About 90 percent of the pharmaceutical industry’s $21 billion marketing budget is directed at physicians, according to JAMA. There are more than 90,000 pharmaceutical representatives that visit U.S. physicians, providing free lunches, gifts, marketing paraphernalia and free medication samples. These enticements are designed to influence doctors to prescribe more drugs and more expensive drugs and have often become a substitute for objective medical evidence.

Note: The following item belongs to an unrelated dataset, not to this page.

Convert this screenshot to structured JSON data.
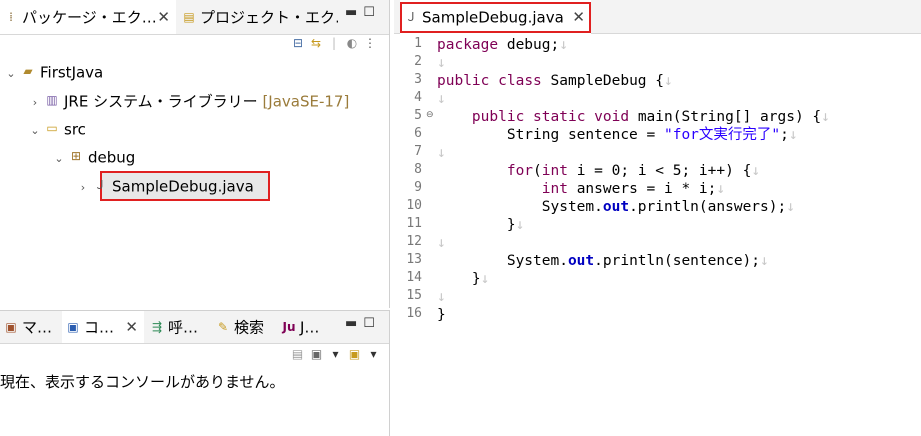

Launched in 2002, AMSA’s PharmFree Campaign encourages medical schools and academic medical centers to develop policies that limit the access of pharmaceutical company representatives to their campuses and prohibit medical students and physicians from accepting gifts of any kind from these representatives. In May 2007, AMSA released its PharmFree Scorecard, which was a first-of-it’s-kind ranking of medical schools according to their pharmaceutical influence policies. Of all the medical schools in the United States, five received a grade of “A,” which translates into comprehensive school policy that restricts pharmaceutical representatives to both the medical school campus and its academic medical centers. Forty schools received an “F” for their lack of policy.
* American Medical Student Association